Taste of Salt
Ithaka, 28′ loop, 32:9, 2013
Video installation, photography, music
Cecilia Hillström Gallery, Stockholm, Sweden
3 October–10 November 2013
About the Exhibition
Romanticized in literature and myth for its ability to heal and reaffirm, the sea offers an instinctive setting for Mats Hjelm’s meditation on the histories of the transatlantic Middle Passage – the part of the Atlantic slave trade in which millions of people from Africa were shipped to the New World. The title of the exhibition, Taste of Salt, already evokes a synaesthesic quality. Conceptual and formal tensions unfold in three works: a video installation, a film, and a musical installation, where Hjelm features live sound for the first time. Together, they create mutually dependent environments where Hjelm thinks within and beyond the cinema screen. When I first met him in 2012, Hjelm had just returned from Africa where he is currently working on the sequel for his documentary film Black Nation (2008).
Shifting his political focus from the Civil Rights movements in the US to neocolonialism by the US in Africa, he asks: does Africa need to be saved? By whom, from what and what for? From Detroit, Hjelm follows Kojo, a hustler-turned-millionaire who now finances missionary work in Liberia. There, he meets Preston Jackson, a former street kid from Monrovia, who highlights enduring tensions between colonizer and colonized. Preston tells of the revelation where, in migrating from the hills to the big city, he sees the ocean for the first time – naIvely mistaking the vastness of the sea for a football field of continental proportions.This becomes the poetic trigger for what Hjelm calls an “impure meditation on the ocean,” an environment where all that is solid melts into salt water. In the film Ithaka (alluding to the island in Homer’s Odyssey), an array of sound and image dissonances and textual paraphrases flow in double and single screen sequences.
Made of entirely original footage in color and infrared from the past year, Hjelm’s journey leads us through sites of personal significance at home, the US and Africa, and finally triangulating across the Atlantic to Brazil. Detroit reappears as a mythical place of origin for the artist. Where is his “Ithaca” after all? To reach his island, Ulysses must cross the sea, and so must the viewer.
In History of the Eye, several miniature projectors show footage of moving seawater onto the floor, creating an intimate relationship between image and viewer. The room becomes the vessel wherein the water and the journey are contained, as if we were walking on water… …and hearing it, too. If during travel we meet diverse landscapes and colliding histories, we also hear different voices, some familiar, some strange. For Hjelm, sound becomes a visual medium with testimonials interspersed with gospel choirs, and excerpts from Samuel Beckett’s radio play Embers (1959), where a father-son motif alludes to Hjelm’s early works. A female voice reads stories drawn from multiple anonymous sources, and the music played is echoed by the live sound coming from behind the wall.
In Those Out of Tune Also Have a Heart, yet another sonic dimension opens up in Hjelm’s sensory exploration voyage.
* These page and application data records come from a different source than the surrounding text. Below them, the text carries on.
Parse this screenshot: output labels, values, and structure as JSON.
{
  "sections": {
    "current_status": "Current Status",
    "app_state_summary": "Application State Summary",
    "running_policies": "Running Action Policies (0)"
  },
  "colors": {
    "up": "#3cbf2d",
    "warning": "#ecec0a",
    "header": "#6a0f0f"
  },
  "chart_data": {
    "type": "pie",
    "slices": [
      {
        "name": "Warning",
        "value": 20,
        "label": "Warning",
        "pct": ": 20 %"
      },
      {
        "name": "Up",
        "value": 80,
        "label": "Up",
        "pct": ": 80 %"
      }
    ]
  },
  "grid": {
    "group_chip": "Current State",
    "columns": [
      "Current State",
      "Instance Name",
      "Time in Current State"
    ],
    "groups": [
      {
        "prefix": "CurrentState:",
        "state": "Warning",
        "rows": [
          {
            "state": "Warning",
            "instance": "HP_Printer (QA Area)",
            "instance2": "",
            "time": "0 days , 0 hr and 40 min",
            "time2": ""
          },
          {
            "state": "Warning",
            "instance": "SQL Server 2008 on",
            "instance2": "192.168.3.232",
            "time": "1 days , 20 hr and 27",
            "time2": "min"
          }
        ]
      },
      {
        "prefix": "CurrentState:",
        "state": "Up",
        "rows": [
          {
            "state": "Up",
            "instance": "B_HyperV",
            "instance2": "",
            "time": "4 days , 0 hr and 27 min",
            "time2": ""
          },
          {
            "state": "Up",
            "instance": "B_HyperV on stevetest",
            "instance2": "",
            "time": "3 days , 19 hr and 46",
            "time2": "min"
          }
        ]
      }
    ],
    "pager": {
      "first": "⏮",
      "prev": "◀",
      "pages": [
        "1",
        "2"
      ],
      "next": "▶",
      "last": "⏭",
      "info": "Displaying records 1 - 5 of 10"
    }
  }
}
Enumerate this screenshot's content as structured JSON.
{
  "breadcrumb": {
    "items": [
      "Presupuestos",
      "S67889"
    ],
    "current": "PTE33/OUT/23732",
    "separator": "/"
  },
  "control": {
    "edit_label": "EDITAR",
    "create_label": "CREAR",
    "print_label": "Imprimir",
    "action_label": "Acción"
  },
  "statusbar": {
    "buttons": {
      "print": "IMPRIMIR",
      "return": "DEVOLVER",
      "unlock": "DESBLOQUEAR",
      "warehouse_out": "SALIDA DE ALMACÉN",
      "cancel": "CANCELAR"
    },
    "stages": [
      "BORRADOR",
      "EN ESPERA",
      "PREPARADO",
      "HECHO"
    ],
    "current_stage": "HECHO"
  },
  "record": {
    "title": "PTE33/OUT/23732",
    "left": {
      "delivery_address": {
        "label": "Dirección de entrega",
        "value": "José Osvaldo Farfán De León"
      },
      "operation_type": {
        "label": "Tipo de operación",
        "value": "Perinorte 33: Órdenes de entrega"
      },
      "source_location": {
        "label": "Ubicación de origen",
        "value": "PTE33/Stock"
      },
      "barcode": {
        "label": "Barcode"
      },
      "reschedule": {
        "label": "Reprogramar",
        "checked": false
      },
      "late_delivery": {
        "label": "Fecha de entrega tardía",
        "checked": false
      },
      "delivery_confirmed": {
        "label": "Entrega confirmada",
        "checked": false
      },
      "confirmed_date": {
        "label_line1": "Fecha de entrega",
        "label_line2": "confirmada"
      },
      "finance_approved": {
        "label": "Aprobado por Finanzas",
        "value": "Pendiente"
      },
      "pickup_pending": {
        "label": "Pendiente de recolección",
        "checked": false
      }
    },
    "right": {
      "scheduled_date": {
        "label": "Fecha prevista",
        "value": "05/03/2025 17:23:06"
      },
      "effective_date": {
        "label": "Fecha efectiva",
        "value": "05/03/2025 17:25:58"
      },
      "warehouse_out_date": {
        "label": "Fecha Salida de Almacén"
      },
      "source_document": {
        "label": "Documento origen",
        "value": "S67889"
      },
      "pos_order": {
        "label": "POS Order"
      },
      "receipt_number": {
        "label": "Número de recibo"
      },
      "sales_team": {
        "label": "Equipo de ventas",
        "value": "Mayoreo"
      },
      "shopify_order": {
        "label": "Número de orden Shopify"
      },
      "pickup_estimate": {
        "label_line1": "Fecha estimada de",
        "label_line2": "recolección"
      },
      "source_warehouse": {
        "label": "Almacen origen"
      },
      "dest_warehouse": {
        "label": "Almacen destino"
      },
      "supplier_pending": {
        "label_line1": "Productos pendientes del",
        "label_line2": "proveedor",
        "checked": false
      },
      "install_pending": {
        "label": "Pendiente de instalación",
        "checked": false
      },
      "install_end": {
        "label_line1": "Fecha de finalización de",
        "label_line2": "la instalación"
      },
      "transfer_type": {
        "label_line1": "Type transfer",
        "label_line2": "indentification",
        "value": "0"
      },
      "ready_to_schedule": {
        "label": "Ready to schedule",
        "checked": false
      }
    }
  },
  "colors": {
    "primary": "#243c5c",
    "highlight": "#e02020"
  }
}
We meet an unmanned electronic pipe organ that occasionally blurts out a strange melody – a MIDI version of khora music from Mali, translated into Western musical scales by collaborating musician Derek Gripper (SA) exclusively for this exhibition. Behind the instrument, images of unidentified landscapes forebode some scenes from Ithaka that loop us back into the other room.
To come to something so simple, that we take for granted – to meet an experience such as seeing the ocean for the first time, may very well result in an odyssey towards our own “Ithaca,” where the ocean becomes an awakening of personal and historical consciousness as well as a possibility for salvation itself. Isabel Löfgren, September 2013